A single number is the expected answer: the count of lines in the records below that contain "tematu".
Supplied data START
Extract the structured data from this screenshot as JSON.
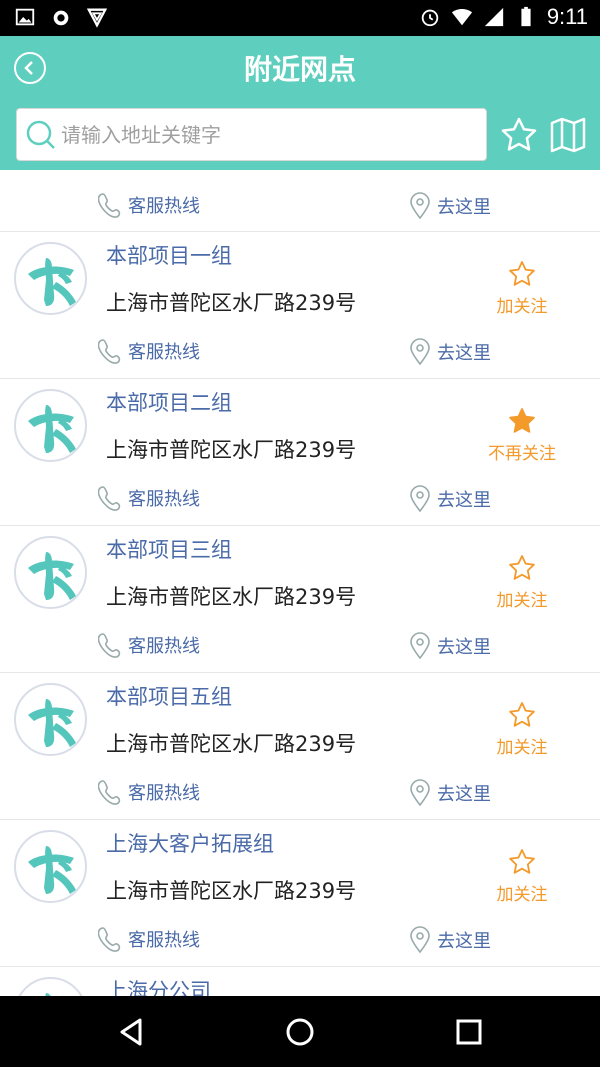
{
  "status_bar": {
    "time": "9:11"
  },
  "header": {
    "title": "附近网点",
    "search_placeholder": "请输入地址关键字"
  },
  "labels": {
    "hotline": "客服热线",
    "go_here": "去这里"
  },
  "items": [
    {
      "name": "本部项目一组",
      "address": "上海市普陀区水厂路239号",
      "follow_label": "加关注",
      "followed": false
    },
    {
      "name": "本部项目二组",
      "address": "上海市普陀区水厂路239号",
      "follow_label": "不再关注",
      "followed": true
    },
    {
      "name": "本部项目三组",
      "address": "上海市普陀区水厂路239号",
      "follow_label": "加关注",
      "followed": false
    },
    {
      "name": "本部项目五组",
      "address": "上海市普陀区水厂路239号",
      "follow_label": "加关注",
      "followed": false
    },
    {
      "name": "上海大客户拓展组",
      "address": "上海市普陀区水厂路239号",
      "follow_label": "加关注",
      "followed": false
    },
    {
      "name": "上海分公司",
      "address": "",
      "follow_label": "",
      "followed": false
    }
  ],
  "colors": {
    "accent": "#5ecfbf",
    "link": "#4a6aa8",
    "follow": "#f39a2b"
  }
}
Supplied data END
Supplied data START
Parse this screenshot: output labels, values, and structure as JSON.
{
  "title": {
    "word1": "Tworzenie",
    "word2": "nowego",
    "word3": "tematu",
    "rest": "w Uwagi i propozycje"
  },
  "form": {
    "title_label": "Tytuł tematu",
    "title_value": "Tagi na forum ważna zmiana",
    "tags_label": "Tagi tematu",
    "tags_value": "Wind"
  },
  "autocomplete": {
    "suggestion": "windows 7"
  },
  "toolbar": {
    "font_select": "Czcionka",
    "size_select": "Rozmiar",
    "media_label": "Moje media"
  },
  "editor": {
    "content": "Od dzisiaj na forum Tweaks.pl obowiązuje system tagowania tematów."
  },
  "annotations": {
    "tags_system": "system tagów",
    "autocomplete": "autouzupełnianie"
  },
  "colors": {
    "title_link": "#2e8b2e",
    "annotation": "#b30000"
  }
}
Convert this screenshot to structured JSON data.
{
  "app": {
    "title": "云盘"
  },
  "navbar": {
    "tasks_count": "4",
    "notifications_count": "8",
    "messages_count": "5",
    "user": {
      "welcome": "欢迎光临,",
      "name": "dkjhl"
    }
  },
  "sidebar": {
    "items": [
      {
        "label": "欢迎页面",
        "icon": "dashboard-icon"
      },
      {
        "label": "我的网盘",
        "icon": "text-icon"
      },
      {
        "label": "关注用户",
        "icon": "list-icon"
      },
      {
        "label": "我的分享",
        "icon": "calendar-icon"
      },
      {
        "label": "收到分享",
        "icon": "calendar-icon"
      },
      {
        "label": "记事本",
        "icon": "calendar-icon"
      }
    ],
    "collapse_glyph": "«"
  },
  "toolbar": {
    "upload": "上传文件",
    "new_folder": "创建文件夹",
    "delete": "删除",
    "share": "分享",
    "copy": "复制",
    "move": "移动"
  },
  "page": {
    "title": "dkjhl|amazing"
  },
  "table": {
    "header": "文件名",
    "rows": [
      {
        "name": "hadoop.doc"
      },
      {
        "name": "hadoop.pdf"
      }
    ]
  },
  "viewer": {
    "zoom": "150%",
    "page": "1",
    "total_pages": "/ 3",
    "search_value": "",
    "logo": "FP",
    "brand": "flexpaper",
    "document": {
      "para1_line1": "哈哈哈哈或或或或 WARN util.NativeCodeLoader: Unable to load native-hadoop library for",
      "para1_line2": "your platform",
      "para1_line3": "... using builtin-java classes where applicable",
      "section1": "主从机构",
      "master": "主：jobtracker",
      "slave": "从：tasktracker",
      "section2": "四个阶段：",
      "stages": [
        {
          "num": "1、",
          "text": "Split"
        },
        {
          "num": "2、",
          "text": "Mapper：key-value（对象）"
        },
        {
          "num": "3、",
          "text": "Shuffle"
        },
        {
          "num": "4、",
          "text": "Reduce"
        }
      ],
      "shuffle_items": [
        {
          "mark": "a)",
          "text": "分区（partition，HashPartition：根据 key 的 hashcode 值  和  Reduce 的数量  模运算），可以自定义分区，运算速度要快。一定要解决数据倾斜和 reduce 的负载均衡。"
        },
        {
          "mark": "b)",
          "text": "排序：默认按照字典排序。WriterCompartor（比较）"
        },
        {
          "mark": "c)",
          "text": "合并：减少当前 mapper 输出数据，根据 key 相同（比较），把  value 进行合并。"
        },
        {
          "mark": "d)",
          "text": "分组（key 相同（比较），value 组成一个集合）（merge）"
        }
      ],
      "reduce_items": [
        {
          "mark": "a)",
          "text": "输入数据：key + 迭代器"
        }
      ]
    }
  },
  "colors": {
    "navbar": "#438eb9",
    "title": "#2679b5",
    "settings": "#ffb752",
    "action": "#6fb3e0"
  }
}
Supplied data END
• Reply
3